I was cool with the idea of not knowing exactly where my dad’s remains would lie. Really, I couldn’t wait to get the box out of the house after it arrived in the mail. I never had any intention of keeping ashes in a vase on the mantel.

Sometimes I have this vision of his ashes flowing through the streets of New Orleans in the floodwaters, landing here and there, making themselves a permanent part of the spirit of the city.

I miss my dad, and I miss New Orleans. But the thought that his saxophones might be helping entice tourists to toss dollar bills into a horn case on a street corner somewhere makes it all a little more bearable.

Read Full Post »

Me on my wedding day

Me on my wedding day

My mom on her wedding day.

Mom on her wedding day

First of all, how much of a babe was my mom on her wedding day?

I was flipping through old photos on Mother’s Day, and it occurred to me that most brides get the same wedding-day advice from their mothers – stand up straight, blot your lipstick, don’t drink more than two glasses of champagne every hour, etc.

My mom didn’t load me down with nitpicking advice. On the way to the ceremony site, she sat next to me and explained that she really liked my fiance and thought he was the perfect man for me. She added, though, that if I had any idea that I didn’t want to get married, for any reason at all, then we would just keep driving.

I was never clear whether this “we” included my future father-in-law, who was chauffeuring us both around. My mom is the queen of Plan B, so for all I know she had a black Trans Am hidden behind a billboard, ready to make our getaway a la “Smokey and the Bandit.”

Trust me, if the woman ever got behind the wheel of a V8 muscle car, no one would catch up to her until she hit the Texas state line.

I didn’t take her up on her offer, and neither one of us has regretted it. If I hadn’t married my fiance, I think she may have tried to adopt him.

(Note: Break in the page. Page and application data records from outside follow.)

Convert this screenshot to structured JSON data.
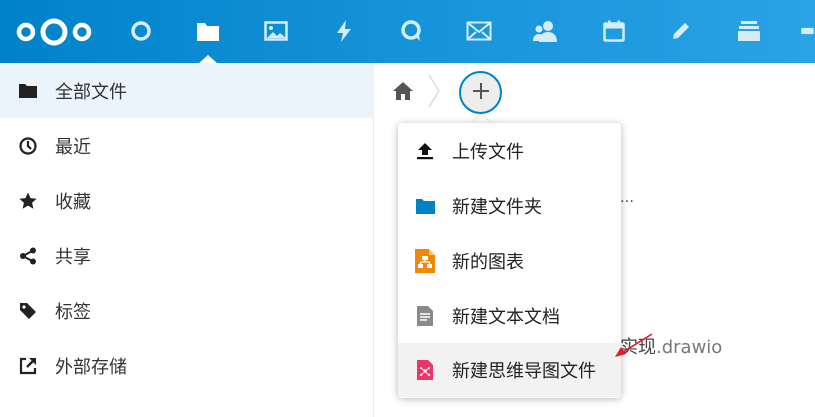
{
  "header": {
    "brand_color": "#0082c9",
    "apps": [
      "dashboard-icon",
      "files-icon",
      "photos-icon",
      "activity-icon",
      "talk-icon",
      "mail-icon",
      "contacts-icon",
      "calendar-icon",
      "notes-icon",
      "deck-icon",
      "more-icon"
    ],
    "active_app": "files-icon"
  },
  "sidebar": {
    "items": [
      {
        "label": "全部文件",
        "icon": "folder-icon"
      },
      {
        "label": "最近",
        "icon": "clock-icon"
      },
      {
        "label": "收藏",
        "icon": "star-icon"
      },
      {
        "label": "共享",
        "icon": "share-icon"
      },
      {
        "label": "标签",
        "icon": "tag-icon"
      },
      {
        "label": "外部存储",
        "icon": "external-link-icon"
      }
    ],
    "active_index": 0
  },
  "breadcrumb": {
    "home_icon": "home-icon",
    "add_icon": "plus-icon"
  },
  "background": {
    "partial_text_1": "…",
    "partial_text_2_main": "实现",
    "partial_text_2_ext": ".drawio"
  },
  "new_menu": {
    "items": [
      {
        "label": "上传文件",
        "icon": "upload-icon"
      },
      {
        "label": "新建文件夹",
        "icon": "folder-icon"
      },
      {
        "label": "新的图表",
        "icon": "diagram-icon"
      },
      {
        "label": "新建文本文档",
        "icon": "text-document-icon"
      },
      {
        "label": "新建思维导图文件",
        "icon": "mindmap-icon"
      }
    ],
    "hover_index": 4
  },
  "annotation": {
    "arrow_color": "#e02020"
  }
}
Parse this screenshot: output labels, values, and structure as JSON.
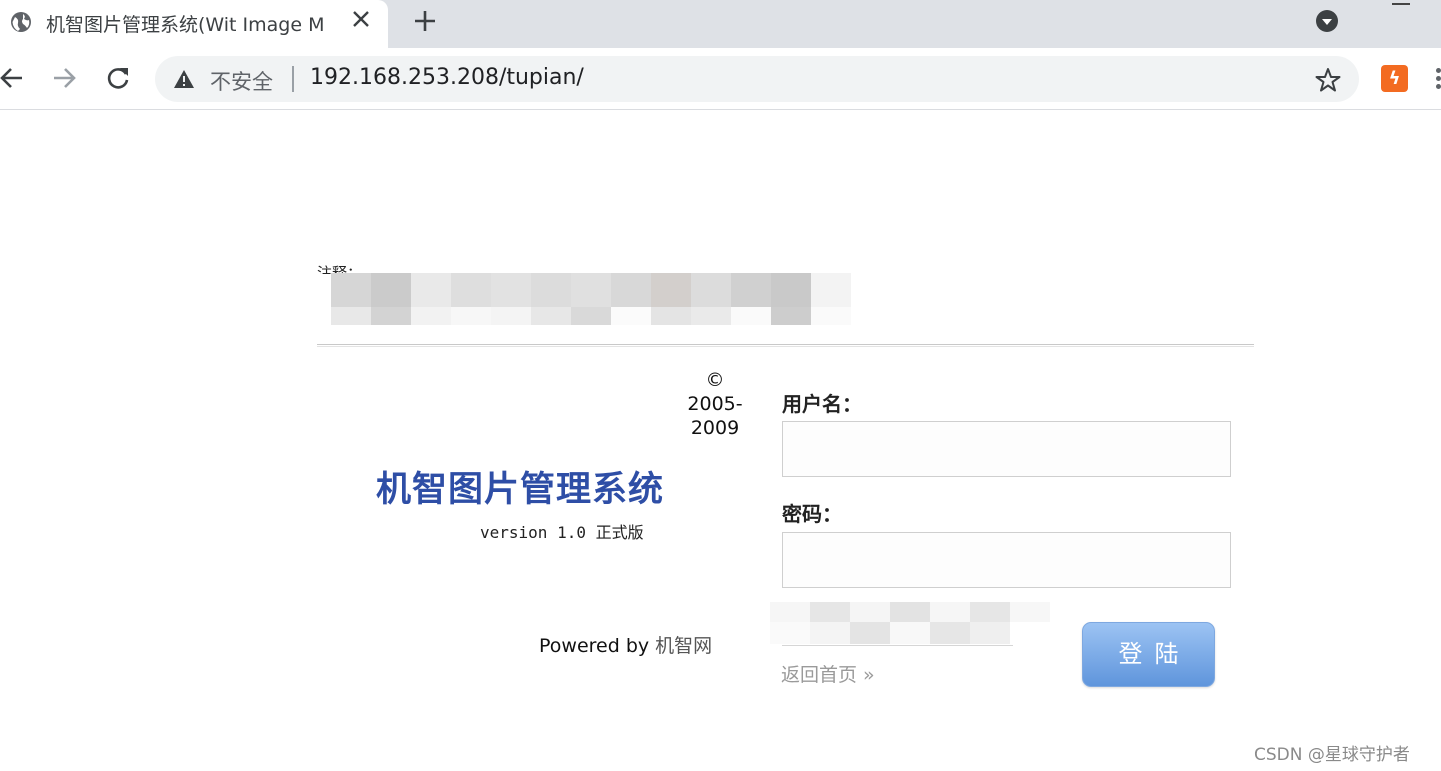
{
  "browser": {
    "tab": {
      "title": "机智图片管理系统(Wit Image M",
      "icon": "globe-icon"
    },
    "omnibox": {
      "security_text": "不安全",
      "url": "192.168.253.208/tupian/"
    },
    "extension_glyph": "ϟ"
  },
  "page": {
    "note_label": "注释：",
    "copyright": {
      "symbol": "©",
      "line1": "2005-",
      "line2": "2009"
    },
    "brand": {
      "title": "机智图片管理系统",
      "version": "version 1.0 正式版"
    },
    "powered": {
      "prefix": "Powered by ",
      "link": "机智网"
    },
    "form": {
      "username_label": "用户名：",
      "username_value": "",
      "password_label": "密码：",
      "password_value": "",
      "home_link": "返回首页 »",
      "login_button": "登陆"
    }
  },
  "watermark": "CSDN @星球守护者",
  "colors": {
    "brand": "#2e4ea6",
    "button_top": "#9cc3f3",
    "button_bottom": "#5f95dc",
    "extension": "#f36b21"
  }
}
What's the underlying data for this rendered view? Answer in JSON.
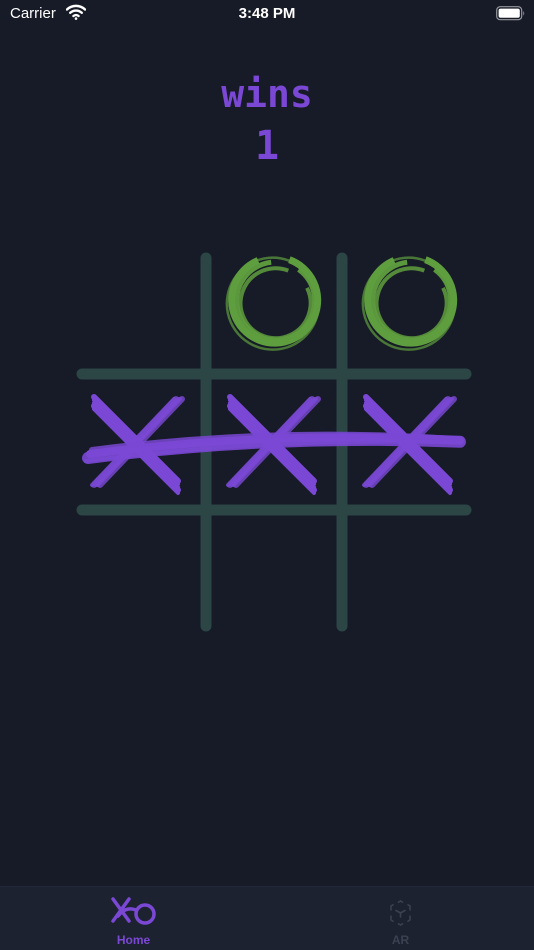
{
  "status_bar": {
    "carrier": "Carrier",
    "time": "3:48 PM",
    "wifi_icon": "wifi-icon",
    "battery_icon": "battery-icon"
  },
  "score": {
    "label": "wins",
    "count": "1"
  },
  "board": {
    "cells": [
      [
        "",
        "O",
        "O"
      ],
      [
        "X",
        "X",
        "X"
      ],
      [
        "",
        "",
        ""
      ]
    ],
    "winning_line": {
      "from": [
        1,
        0
      ],
      "to": [
        1,
        2
      ]
    }
  },
  "tabs": [
    {
      "label": "Home",
      "icon": "xo-logo-icon",
      "active": true
    },
    {
      "label": "AR",
      "icon": "ar-cube-icon",
      "active": false
    }
  ],
  "colors": {
    "background": "#171b27",
    "accent": "#7a48d4",
    "o_mark": "#5f9e3e",
    "grid": "#2b4645",
    "tab_bar": "#1d2230",
    "inactive": "#3b4150"
  }
}
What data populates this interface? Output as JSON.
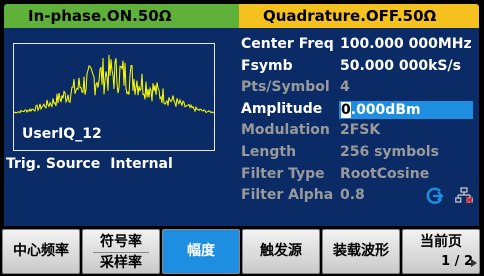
{
  "tabs": {
    "ch1": "In-phase.ON.50Ω",
    "ch2": "Quadrature.OFF.50Ω"
  },
  "waveform": {
    "name": "UserIQ_12"
  },
  "trigger": {
    "label": "Trig. Source",
    "value": "Internal"
  },
  "params": [
    {
      "label": "Center Freq",
      "value": "100.000 000MHz",
      "state": "on"
    },
    {
      "label": "Fsymb",
      "value": "50.000 000kS/s",
      "state": "on"
    },
    {
      "label": "Pts/Symbol",
      "value": "4",
      "state": "off"
    },
    {
      "label": "Amplitude",
      "value": "0.000dBm",
      "state": "on",
      "active": true
    },
    {
      "label": "Modulation",
      "value": "2FSK",
      "state": "off"
    },
    {
      "label": "Length",
      "value": "256 symbols",
      "state": "off"
    },
    {
      "label": "Filter Type",
      "value": "RootCosine",
      "state": "off"
    },
    {
      "label": "Filter Alpha",
      "value": "0.8",
      "state": "off"
    }
  ],
  "amplitude": {
    "cursor_char": "0",
    "rest": ".000dBm"
  },
  "softkeys": {
    "k1": "中心频率",
    "k2_top": "符号率",
    "k2_bottom": "采样率",
    "k3": "幅度",
    "k4": "触发源",
    "k5": "装载波形",
    "k6_top": "当前页",
    "k6_bottom": "1 / 2"
  },
  "colors": {
    "ch1_tab": "#5fb13a",
    "ch2_tab": "#f4c11f",
    "panel": "#0b2b66",
    "waveform": "#ffff00",
    "highlight": "#1e8fe0"
  },
  "icons": {
    "return": "return-arrow-icon",
    "network": "network-icon"
  }
}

I don’t know that I ever told her how much I appreciated the thought, though, knowing full well that she was willing to risk a museum full of angry out-of-town relatives if I needed an out. And if I had to let anybody drive 130 miles an hour while I was stripping off wedding gown parts and letting them fly into the wind, it would be my mom.

Read Full Post »

%d bloggers like this: